SaveTweetIf you suspect a child is being abused, or if you or someone in your family has been accused of child abuse, it’s important to know what steps to take first. As child abuse laws vary from state to state, it can be difficult to know what state agency or officials to contact.
The guides below will walk you through the basics, from the the physical and emotional ramifications of child abuse to who to contact to report suspected abuse, the applicable federal laws, and what to do if you have been accused or are in danger of losing your children.
The term "child abuse" refers to any mistreatment of a child
that results in harm or injury. There are four types of child abuse: physical,
emotional, sexual, and the most common form of child abuse,... more
There are four major
types of child abuse: physical abuse, neglect, sexual abuse, and emotional/psychological
abuse.

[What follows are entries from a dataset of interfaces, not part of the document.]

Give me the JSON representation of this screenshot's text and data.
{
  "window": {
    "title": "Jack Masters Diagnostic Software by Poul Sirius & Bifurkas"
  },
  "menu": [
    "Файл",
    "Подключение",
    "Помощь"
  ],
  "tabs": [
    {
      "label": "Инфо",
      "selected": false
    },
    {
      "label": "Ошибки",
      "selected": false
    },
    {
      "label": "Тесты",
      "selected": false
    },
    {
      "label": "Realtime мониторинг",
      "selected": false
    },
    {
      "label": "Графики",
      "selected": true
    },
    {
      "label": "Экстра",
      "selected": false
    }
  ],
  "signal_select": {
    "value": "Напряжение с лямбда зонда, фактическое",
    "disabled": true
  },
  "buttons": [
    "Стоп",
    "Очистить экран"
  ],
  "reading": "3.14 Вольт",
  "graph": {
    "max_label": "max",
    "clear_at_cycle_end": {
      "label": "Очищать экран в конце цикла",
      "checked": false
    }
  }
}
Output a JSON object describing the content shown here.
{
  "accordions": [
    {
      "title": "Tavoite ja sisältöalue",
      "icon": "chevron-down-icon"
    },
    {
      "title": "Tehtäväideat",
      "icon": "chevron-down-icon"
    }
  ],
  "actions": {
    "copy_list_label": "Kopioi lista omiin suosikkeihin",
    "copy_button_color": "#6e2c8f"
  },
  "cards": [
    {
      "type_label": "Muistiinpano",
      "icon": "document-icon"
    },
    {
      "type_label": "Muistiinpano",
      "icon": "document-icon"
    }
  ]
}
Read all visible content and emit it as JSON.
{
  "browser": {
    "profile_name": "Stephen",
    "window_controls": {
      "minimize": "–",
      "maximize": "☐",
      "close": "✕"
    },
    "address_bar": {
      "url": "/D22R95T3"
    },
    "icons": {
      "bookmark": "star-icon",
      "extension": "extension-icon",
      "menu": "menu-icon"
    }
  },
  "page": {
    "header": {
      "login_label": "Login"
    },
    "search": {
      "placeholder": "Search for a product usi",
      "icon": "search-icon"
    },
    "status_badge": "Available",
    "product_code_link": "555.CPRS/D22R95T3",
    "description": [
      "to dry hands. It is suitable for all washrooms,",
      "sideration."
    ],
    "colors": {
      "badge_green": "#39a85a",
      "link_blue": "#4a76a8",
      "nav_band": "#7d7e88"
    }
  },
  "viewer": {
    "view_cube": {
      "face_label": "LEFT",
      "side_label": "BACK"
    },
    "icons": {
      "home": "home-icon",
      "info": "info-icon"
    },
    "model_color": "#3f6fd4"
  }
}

It's common to see more than one type in a case of child abuse. Any type
of child... more
The consequences of child abuse can
be serious and far-reaching. They include physical, psychological, cognitive,
and behavioral problems that can continue through adulthood. The seriousness of
Who Has To Report Child Abuse or Neglect in Virginia?
Parents often come to the attention of the Department of Social Services and the courts by way of reports from "mandatory reporters", those who... more
The Child Abuse
Prevention and Treatment Act (CAPTA) is the main piece of federal legislation
abuse. It puts forth a framework for defining types of child abuse and
enables federal... more
One of the most frightening calls a parent can receive is one telling you that you are being investigated by Child Protective Services (CPS). If you have received such a call, it is important to... more